He walked towards the saloon, then stopped to inspect some port-holes and their dead-lights. He leaned against a stanchion, his eyes following the port-holes until they reached the saloon door. The man on the wooden box appeared to have fallen asleep. He went on, passed the still figure and turned into the saloon. He made his way below. After a while he was standing in the 'tween-decks between number two and three hatch. He could see the men working, the bright cluster shining down on them. They worked quickly, almost feverishly, the air was thick with the smell of new wood and strong varnish. Wood to his right and left. Tiers of wood, hands fashioning it into shapes, voices filling the air, hammers driven against nails. He thought of what they were fashioning. He was caught in the unrest again. It was like this sudden madness weaved itself secretly into the wood.
There was the secrecy, too. One was imprisoned by it. He leaned against a ladder, one hand in his trousers' pocket, his eyes following the movements of the many hands. He glimpsed a face now and then, a mere flash and it was gone. He could not hold them. Looking at their hands he imagined that they existed separately from the bodies, that did not move. The hands swept this way and that, rose and fell, the hold was alive with them. 'She'll slip out quietly to-morrow,' he was thinking, 'Just like a thief.' Those restless hands would be still then, they would have given place to something else . . . but he did not want to think about that. The work was almost completed.
He went away towards number five. Nobody noticed his presence nor his departure.

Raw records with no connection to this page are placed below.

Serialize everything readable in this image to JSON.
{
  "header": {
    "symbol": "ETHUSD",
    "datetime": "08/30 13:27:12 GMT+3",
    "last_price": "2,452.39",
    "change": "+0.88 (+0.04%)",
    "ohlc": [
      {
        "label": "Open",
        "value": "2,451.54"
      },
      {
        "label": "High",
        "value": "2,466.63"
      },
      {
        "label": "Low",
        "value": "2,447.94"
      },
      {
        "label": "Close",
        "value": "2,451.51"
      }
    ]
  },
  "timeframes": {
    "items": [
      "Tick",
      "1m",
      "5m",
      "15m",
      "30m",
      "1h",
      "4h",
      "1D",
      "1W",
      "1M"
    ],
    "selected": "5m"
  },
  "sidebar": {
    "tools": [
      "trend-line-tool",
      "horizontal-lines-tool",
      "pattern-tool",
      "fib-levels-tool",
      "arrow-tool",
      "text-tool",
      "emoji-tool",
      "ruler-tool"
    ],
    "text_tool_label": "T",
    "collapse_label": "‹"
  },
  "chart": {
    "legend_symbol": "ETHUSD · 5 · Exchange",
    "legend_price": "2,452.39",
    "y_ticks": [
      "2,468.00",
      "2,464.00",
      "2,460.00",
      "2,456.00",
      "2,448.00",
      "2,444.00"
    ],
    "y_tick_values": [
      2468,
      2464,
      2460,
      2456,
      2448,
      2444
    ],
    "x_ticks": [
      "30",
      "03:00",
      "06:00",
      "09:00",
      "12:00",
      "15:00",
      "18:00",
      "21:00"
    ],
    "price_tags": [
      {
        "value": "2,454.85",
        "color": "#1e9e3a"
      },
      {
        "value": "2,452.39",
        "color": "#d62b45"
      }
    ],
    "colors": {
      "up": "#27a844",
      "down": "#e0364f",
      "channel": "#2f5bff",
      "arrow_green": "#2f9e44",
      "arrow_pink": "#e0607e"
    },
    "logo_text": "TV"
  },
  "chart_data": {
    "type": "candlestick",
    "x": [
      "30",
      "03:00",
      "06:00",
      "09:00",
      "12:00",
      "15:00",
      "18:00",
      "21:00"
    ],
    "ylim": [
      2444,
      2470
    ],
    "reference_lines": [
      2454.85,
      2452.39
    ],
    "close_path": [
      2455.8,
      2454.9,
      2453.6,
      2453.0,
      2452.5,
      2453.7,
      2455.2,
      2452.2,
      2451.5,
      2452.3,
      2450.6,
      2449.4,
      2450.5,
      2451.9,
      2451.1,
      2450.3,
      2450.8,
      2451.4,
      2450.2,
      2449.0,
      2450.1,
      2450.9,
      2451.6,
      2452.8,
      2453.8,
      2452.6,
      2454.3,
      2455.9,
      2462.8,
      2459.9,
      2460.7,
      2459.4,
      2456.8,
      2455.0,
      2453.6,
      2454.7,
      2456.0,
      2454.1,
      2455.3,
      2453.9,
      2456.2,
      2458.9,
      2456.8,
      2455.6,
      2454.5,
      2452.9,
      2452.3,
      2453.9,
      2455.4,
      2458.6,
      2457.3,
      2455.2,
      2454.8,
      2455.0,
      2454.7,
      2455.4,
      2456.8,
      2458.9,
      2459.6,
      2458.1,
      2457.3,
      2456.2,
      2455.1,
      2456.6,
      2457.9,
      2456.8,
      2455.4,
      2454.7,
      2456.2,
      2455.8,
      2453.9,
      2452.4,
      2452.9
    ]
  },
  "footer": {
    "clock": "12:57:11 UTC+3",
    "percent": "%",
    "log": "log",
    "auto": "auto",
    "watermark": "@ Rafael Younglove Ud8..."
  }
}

For them he did not exist. He was something alien, outside their purpose, their goal. There was a break in the hammering now, a kind of hush fell upon the 'tween-decks. Mr. Dunford now saw that work in number five was hardly begun.
He climbed the ladder and landed on the flush-deck a little out of breath. He took the clear air into his lungs. Here on the main-deck men were moving about, but nobody was speaking. The man went to the rail and looking over allowed his eyes to travel into the shed. He saw the edge of a big crate containing a machine. Grain trailed itself out to the quayside. He turned round and looked across the river. There was a red glare in the sky. The river was alive with craft, unlighted, moving silently towards sea and shore. To-morrow they would pass out the same way. But where? The chart loomed large in his mind, and he said aloud, 'But where?' The secrecy was insidious, foully poisonous, one never knew. Then he turned on his heel and walked right aft, climbing to the poop.